(EXERCISE INSTRUCTIONS): Every entry must be copied word for word.
START INFORMATION
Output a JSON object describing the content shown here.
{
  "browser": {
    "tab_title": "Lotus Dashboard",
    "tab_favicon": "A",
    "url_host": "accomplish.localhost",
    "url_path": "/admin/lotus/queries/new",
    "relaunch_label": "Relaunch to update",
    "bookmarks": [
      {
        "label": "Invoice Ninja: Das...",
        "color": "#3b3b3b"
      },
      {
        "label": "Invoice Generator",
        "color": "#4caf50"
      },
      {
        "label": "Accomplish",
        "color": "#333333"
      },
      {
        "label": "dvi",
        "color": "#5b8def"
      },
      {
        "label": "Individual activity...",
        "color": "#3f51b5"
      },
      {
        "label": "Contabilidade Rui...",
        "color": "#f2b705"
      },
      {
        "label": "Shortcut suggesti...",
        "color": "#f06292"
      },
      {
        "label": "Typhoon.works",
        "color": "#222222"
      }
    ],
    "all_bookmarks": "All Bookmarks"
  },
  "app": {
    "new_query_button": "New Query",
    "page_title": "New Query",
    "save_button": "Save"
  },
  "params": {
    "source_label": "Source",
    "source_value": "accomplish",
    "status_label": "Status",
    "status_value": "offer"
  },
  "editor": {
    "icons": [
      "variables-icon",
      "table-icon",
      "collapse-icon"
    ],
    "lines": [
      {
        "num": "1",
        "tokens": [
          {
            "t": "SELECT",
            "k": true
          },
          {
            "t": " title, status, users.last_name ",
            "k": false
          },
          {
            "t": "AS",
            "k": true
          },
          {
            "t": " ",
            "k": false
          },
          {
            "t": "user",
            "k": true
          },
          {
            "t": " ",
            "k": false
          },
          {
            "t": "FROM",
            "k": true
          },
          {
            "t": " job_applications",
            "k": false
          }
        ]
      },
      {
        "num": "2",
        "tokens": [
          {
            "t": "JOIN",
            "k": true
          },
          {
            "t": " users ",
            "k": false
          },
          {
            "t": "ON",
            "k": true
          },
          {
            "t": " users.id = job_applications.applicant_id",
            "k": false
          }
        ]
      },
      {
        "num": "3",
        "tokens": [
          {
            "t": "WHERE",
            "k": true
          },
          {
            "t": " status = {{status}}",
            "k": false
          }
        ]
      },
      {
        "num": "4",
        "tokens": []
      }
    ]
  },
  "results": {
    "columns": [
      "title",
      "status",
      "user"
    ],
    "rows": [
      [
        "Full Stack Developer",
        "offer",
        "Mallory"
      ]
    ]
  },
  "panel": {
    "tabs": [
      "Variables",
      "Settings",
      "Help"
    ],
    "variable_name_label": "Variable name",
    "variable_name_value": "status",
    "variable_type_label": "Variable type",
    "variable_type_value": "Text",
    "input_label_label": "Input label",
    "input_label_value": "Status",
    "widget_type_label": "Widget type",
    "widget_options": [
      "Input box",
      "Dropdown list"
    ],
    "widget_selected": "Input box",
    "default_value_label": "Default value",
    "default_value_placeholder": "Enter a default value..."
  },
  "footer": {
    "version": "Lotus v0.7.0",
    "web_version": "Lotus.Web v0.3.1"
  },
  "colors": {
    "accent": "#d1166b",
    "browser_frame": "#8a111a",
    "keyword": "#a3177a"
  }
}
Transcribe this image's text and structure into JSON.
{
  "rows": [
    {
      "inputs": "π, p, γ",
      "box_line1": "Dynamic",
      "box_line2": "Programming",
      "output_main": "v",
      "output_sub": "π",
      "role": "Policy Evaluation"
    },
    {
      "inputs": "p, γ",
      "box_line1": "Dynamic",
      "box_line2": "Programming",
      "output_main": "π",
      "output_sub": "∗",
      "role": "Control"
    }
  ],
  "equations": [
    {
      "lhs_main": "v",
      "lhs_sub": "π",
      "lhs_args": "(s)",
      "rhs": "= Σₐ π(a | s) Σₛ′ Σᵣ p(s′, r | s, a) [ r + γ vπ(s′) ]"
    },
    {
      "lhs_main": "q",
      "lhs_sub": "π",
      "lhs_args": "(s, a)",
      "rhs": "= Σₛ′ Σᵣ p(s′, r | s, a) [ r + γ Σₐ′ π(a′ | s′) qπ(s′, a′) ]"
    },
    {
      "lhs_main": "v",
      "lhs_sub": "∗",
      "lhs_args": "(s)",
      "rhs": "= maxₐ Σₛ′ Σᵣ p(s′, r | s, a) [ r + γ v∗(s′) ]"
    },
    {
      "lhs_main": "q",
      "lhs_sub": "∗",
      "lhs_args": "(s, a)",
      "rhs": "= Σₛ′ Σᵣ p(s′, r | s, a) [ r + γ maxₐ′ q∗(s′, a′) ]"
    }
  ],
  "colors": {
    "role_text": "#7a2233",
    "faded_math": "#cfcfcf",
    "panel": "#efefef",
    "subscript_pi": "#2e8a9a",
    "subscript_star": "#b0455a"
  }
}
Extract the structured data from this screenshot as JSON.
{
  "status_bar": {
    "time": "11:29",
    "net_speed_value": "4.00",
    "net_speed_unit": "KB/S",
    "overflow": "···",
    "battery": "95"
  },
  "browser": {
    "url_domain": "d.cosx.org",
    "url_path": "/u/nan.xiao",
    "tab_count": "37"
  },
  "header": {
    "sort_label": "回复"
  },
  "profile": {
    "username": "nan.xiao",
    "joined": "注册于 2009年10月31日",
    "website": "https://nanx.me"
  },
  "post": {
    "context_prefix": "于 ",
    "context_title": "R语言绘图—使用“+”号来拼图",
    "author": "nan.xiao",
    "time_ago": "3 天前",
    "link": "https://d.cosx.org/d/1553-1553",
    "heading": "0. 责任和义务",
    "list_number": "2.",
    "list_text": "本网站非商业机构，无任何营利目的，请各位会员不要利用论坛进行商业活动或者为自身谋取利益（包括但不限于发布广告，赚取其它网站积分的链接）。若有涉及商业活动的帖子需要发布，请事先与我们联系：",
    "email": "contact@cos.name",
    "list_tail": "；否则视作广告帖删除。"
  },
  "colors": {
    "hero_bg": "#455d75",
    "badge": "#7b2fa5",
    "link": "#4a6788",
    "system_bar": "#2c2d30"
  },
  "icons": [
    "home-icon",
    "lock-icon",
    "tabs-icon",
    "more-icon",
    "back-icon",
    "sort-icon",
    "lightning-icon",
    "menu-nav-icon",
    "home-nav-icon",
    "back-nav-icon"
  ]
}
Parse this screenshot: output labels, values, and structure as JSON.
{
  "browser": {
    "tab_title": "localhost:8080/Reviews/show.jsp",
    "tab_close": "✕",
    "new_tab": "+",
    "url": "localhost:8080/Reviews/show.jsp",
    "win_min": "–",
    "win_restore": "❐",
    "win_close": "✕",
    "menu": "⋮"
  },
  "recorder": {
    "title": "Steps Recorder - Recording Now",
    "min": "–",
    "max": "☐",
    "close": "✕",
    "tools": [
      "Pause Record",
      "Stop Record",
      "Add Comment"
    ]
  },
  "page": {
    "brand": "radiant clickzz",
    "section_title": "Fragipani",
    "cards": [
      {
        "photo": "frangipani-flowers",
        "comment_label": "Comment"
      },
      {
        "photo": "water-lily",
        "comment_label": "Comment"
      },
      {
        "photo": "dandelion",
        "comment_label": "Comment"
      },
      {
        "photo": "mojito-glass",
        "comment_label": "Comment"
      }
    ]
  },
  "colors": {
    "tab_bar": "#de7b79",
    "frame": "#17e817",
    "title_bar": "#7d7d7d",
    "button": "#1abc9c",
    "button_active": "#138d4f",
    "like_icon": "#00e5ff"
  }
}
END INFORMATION
(SOLUTION TO THE EXERCISE):
Output a JSON object describing the content shown here.
{
  "browser": {
    "tab_title": "Lotus Dashboard",
    "tab_favicon": "A",
    "url_host": "accomplish.localhost",
    "url_path": "/admin/lotus/queries/new",
    "relaunch_label": "Relaunch to update",
    "bookmarks": [
      {
        "label": "Invoice Ninja: Das...",
        "color": "#3b3b3b"
      },
      {
        "label": "Invoice Generator",
        "color": "#4caf50"
      },
      {
        "label": "Accomplish",
        "color": "#333333"
      },
      {
        "label": "dvi",
        "color": "#5b8def"
      },
      {
        "label": "Individual activity...",
        "color": "#3f51b5"
      },
      {
        "label": "Contabilidade Rui...",
        "color": "#f2b705"
      },
      {
        "label": "Shortcut suggesti...",
        "color": "#f06292"
      },
      {
        "label": "Typhoon.works",
        "color": "#222222"
      }
    ],
    "all_bookmarks": "All Bookmarks"
  },
  "app": {
    "new_query_button": "New Query",
    "page_title": "New Query",
    "save_button": "Save"
  },
  "params": {
    "source_label": "Source",
    "source_value": "accomplish",
    "status_label": "Status",
    "status_value": "offer"
  },
  "editor": {
    "icons": [
      "variables-icon",
      "table-icon",
      "collapse-icon"
    ],
    "lines": [
      {
        "num": "1",
        "tokens": [
          {
            "t": "SELECT",
            "k": true
          },
          {
            "t": " title, status, users.last_name ",
            "k": false
          },
          {
            "t": "AS",
            "k": true
          },
          {
            "t": " ",
            "k": false
          },
          {
            "t": "user",
            "k": true
          },
          {
            "t": " ",
            "k": false
          },
          {
            "t": "FROM",
            "k": true
          },
          {
            "t": " job_applications",
            "k": false
          }
        ]
      },
      {
        "num": "2",
        "tokens": [
          {
            "t": "JOIN",
            "k": true
          },
          {
            "t": " users ",
            "k": false
          },
          {
            "t": "ON",
            "k": true
          },
          {
            "t": " users.id = job_applications.applicant_id",
            "k": false
          }
        ]
      },
      {
        "num": "3",
        "tokens": [
          {
            "t": "WHERE",
            "k": true
          },
          {
            "t": " status = {{status}}",
            "k": false
          }
        ]
      },
      {
        "num": "4",
        "tokens": []
      }
    ]
  },
  "results": {
    "columns": [
      "title",
      "status",
      "user"
    ],
    "rows": [
      [
        "Full Stack Developer",
        "offer",
        "Mallory"
      ]
    ]
  },
  "panel": {
    "tabs": [
      "Variables",
      "Settings",
      "Help"
    ],
    "variable_name_label": "Variable name",
    "variable_name_value": "status",
    "variable_type_label": "Variable type",
    "variable_type_value": "Text",
    "input_label_label": "Input label",
    "input_label_value": "Status",
    "widget_type_label": "Widget type",
    "widget_options": [
      "Input box",
      "Dropdown list"
    ],
    "widget_selected": "Input box",
    "default_value_label": "Default value",
    "default_value_placeholder": "Enter a default value..."
  },
  "footer": {
    "version": "Lotus v0.7.0",
    "web_version": "Lotus.Web v0.3.1"
  },
  "colors": {
    "accent": "#d1166b",
    "browser_frame": "#8a111a",
    "keyword": "#a3177a"
  }
}
Transcribe this image's text and structure into JSON.
{
  "rows": [
    {
      "inputs": "π, p, γ",
      "box_line1": "Dynamic",
      "box_line2": "Programming",
      "output_main": "v",
      "output_sub": "π",
      "role": "Policy Evaluation"
    },
    {
      "inputs": "p, γ",
      "box_line1": "Dynamic",
      "box_line2": "Programming",
      "output_main": "π",
      "output_sub": "∗",
      "role": "Control"
    }
  ],
  "equations": [
    {
      "lhs_main": "v",
      "lhs_sub": "π",
      "lhs_args": "(s)",
      "rhs": "= Σₐ π(a | s) Σₛ′ Σᵣ p(s′, r | s, a) [ r + γ vπ(s′) ]"
    },
    {
      "lhs_main": "q",
      "lhs_sub": "π",
      "lhs_args": "(s, a)",
      "rhs": "= Σₛ′ Σᵣ p(s′, r | s, a) [ r + γ Σₐ′ π(a′ | s′) qπ(s′, a′) ]"
    },
    {
      "lhs_main": "v",
      "lhs_sub": "∗",
      "lhs_args": "(s)",
      "rhs": "= maxₐ Σₛ′ Σᵣ p(s′, r | s, a) [ r + γ v∗(s′) ]"
    },
    {
      "lhs_main": "q",
      "lhs_sub": "∗",
      "lhs_args": "(s, a)",
      "rhs": "= Σₛ′ Σᵣ p(s′, r | s, a) [ r + γ maxₐ′ q∗(s′, a′) ]"
    }
  ],
  "colors": {
    "role_text": "#7a2233",
    "faded_math": "#cfcfcf",
    "panel": "#efefef",
    "subscript_pi": "#2e8a9a",
    "subscript_star": "#b0455a"
  }
}
Extract the structured data from this screenshot as JSON.
{
  "status_bar": {
    "time": "11:29",
    "net_speed_value": "4.00",
    "net_speed_unit": "KB/S",
    "overflow": "···",
    "battery": "95"
  },
  "browser": {
    "url_domain": "d.cosx.org",
    "url_path": "/u/nan.xiao",
    "tab_count": "37"
  },
  "header": {
    "sort_label": "回复"
  },
  "profile": {
    "username": "nan.xiao",
    "joined": "注册于 2009年10月31日",
    "website": "https://nanx.me"
  },
  "post": {
    "context_prefix": "于 ",
    "context_title": "R语言绘图—使用“+”号来拼图",
    "author": "nan.xiao",
    "time_ago": "3 天前",
    "link": "https://d.cosx.org/d/1553-1553",
    "heading": "0. 责任和义务",
    "list_number": "2.",
    "list_text": "本网站非商业机构，无任何营利目的，请各位会员不要利用论坛进行商业活动或者为自身谋取利益（包括但不限于发布广告，赚取其它网站积分的链接）。若有涉及商业活动的帖子需要发布，请事先与我们联系：",
    "email": "contact@cos.name",
    "list_tail": "；否则视作广告帖删除。"
  },
  "colors": {
    "hero_bg": "#455d75",
    "badge": "#7b2fa5",
    "link": "#4a6788",
    "system_bar": "#2c2d30"
  },
  "icons": [
    "home-icon",
    "lock-icon",
    "tabs-icon",
    "more-icon",
    "back-icon",
    "sort-icon",
    "lightning-icon",
    "menu-nav-icon",
    "home-nav-icon",
    "back-nav-icon"
  ]
}
Parse this screenshot: output labels, values, and structure as JSON.
{
  "browser": {
    "tab_title": "localhost:8080/Reviews/show.jsp",
    "tab_close": "✕",
    "new_tab": "+",
    "url": "localhost:8080/Reviews/show.jsp",
    "win_min": "–",
    "win_restore": "❐",
    "win_close": "✕",
    "menu": "⋮"
  },
  "recorder": {
    "title": "Steps Recorder - Recording Now",
    "min": "–",
    "max": "☐",
    "close": "✕",
    "tools": [
      "Pause Record",
      "Stop Record",
      "Add Comment"
    ]
  },
  "page": {
    "brand": "radiant clickzz",
    "section_title": "Fragipani",
    "cards": [
      {
        "photo": "frangipani-flowers",
        "comment_label": "Comment"
      },
      {
        "photo": "water-lily",
        "comment_label": "Comment"
      },
      {
        "photo": "dandelion",
        "comment_label": "Comment"
      },
      {
        "photo": "mojito-glass",
        "comment_label": "Comment"
      }
    ]
  },
  "colors": {
    "tab_bar": "#de7b79",
    "frame": "#17e817",
    "title_bar": "#7d7d7d",
    "button": "#1abc9c",
    "button_active": "#138d4f",
    "like_icon": "#00e5ff"
  }
}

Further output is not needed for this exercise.